You can opt to start taking reduced benefits as early as age 62. But if you wait until your full retirement age (age 66-67 based on date of birth), you will receive 100% of your retirement benefit, and each year you delay beyond full retirement age, your monthly benefit grows until age 70 when you earn the maximum delayed retirement credits. The additional income can add up quickly. In fact, for an individual who reached age 62 in 2023 and who would have a full retirement age benefit of $1,000 per month upon reaching full retirement age, delaying Social Security retirement benefits until age 70 instead of collecting at age 62 could potentially increase the lifetime monthly benefit by about 77%.Footnote 3 For a couple, both of whom reached age 62 in 2023, that could mean an increase in lifetime benefits of more than $134,000, assuming average life expectancies.Footnote 4 The difference would vary based on your actual Social Security benefit.
Vale recommends that you consider tapping into other assets to cover expenses or spend less rather than drawing Social Security too early.

4. Rethink your housing situation

If you no longer need the space you once did, consider downsizing. Reduced living costs — including transportation as well as housing and maintenance expenses — could free up cash to put into savings, and you could invest any profits from the sale of your home. You might even think about moving to a neighboring town with lower property tax rates, or to a state with no personal income tax. Talk to your tax advisor to determine whether relocating might present an opportunity for you.
If you plan to stay in the same place through your retirement years, consider factors such as your future ability to climb stairs and whether you'll have reasonable access to stores and doctors' offices when you no longer may be able to drive.

5. Realign your portfolio

Your asset allocationFootnote 5 should typically become more conservative as you approach retirement. But consider continuing to hold some stocks or stock funds for potential asset growth to help offset inflation, since you could spend 20 to 30 years in retirement. It's important to have a disciplined approach to investing.
Next steps

Footnote 1 This hypothetical illustration assumes a 7.8% annual effective rate of return and was not adjusted for inflation. Had a different rate been applied, the results would have been different. Hypothetical results are for illustrative purposes only and are not meant to represent the past or future performance of any specific investment vehicle. Investment return and principal value will fluctuate, and when redeemed the investments may be worth more or less than their original cost. Taxes may be due upon withdrawal.
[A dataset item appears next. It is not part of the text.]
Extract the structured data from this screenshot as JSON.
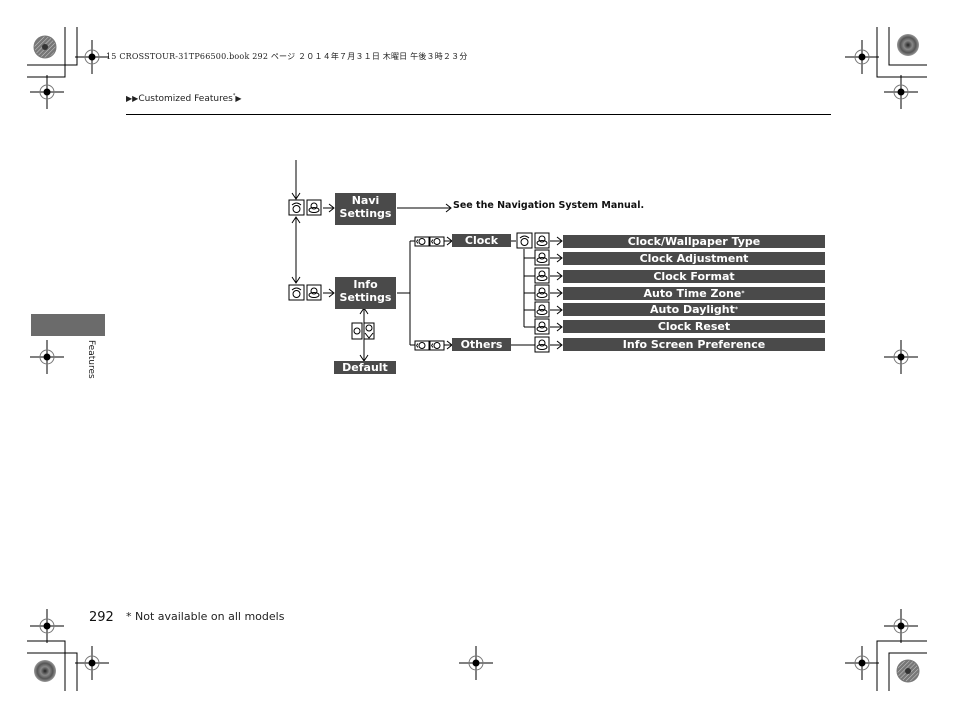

If you take a withdrawal prior to age 59½, you may also be subject to a 10% additional tax, unless an exception applies.

Footnote 2 Employee Benefit Research Institute and Greenwald Research, 2023 Retirement Confidence Survey, EBRI Chartbook (Employee Benefit Research Institute, April 27, 2023), accessed January 2024.

Footnote 3 This example is based on an individual who reached age 62 in 2023 (correlating to a full retirement age of 67) and whose full retirement age benefit is $1,000. Social Security Administration, "When to Start Receiving Retirement Benefits," January 2023, accessed January 2024.

Footnote 4 Assumes a couple with full retirement age benefit of $1,000 each with a 2.83% annual cost of living adjustment. Merrill Lynch Social Security Analyzer, accessed December 2023.

Asset allocation, diversification, and rebalancing do not ensure a profit or protect against loss in declining markets.
Merrill, its affiliates, and financial advisors do not provide legal, tax, or accounting advice. You should consult your legal and/or tax advisors before making any financial decisions.